Rosecrans’ work was noticed off campus. During his senior year, the Athens Banner-Herald hired him part-time, and he stayed on full time after graduation until 2003.
Rosecrans joined the staff of the Cincinnati Post in 2004. In 2007, he finally got the baseball beat he coveted. After the Post folded, he bounced around the Cincinnati media landscape a few years before he took over the Reds beat for the Cincinnati Enquirer in 2013. He kept the beat when he moved to The Athletic.
Rosecrans’ role with the Post started his clock for the BBWAA, which requires 10 years of experience for membership. With his 2014 acceptance came the honor—and responsibility—of filling out a Hall of Fame ballot.
That’s when he got the notebook.
In addition to keeping copious notes on Hall-eligible players, when voting time rolls around, Rosecrans talks to players, executives, managers, scouts, and other writers discussing the merits of each player. These types of conversations are not new.

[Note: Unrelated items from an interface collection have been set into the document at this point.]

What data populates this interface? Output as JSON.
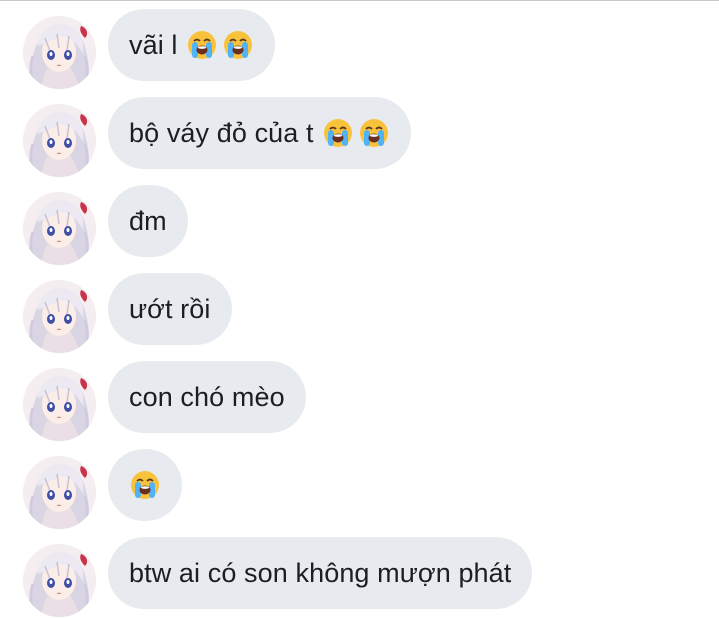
{
  "sender": {
    "avatar_icon": "anime-girl-avatar-icon"
  },
  "colors": {
    "bubble_bg": "#e7ebf0",
    "text": "#1c1e21",
    "emoji_face": "#f9c23c",
    "emoji_tears": "#4fb3f5"
  },
  "messages": [
    {
      "text": "vãi l",
      "emoji": [
        "loudly-crying-face-icon",
        "loudly-crying-face-icon"
      ]
    },
    {
      "text": "bộ váy đỏ của t",
      "emoji": [
        "loudly-crying-face-icon",
        "loudly-crying-face-icon"
      ]
    },
    {
      "text": "đm",
      "emoji": []
    },
    {
      "text": "ướt rồi",
      "emoji": []
    },
    {
      "text": "con chó mèo",
      "emoji": []
    },
    {
      "text": "",
      "emoji": [
        "loudly-crying-face-icon"
      ]
    },
    {
      "text": "btw ai có son không mượn phát",
      "emoji": []
    }
  ]
}
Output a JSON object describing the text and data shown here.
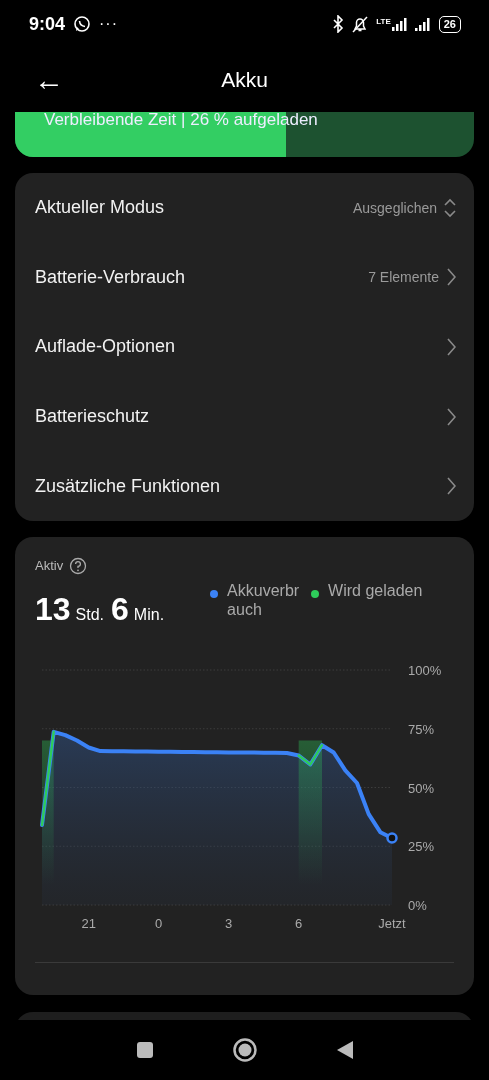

“I remember having those debates with my dad as a kid. At the time, he was the expert. Mickey Mantle was his favorite player. Then I was the expert. He passed away in February,” Rosecrans says, pausing slightly.
“Even when he was having trouble talking, we still talked about my Hall of Fame ballot. He’d always ask, ‘Why? Why did you vote for this guy and not that guy?’ It was never a judgment. It was really just a question to see how someone else is thinking.”
That perspective about transparency is why Rosecrans releases his Hall of Fame ballot for public view. (It’s not required.) While other writers refuse to discuss their choices, Rosecrans freely discusses his on podcasts, in columns for The Athletic, and in other forums.
This story will appear in the Fall 2022 issue of Georgia Magazine.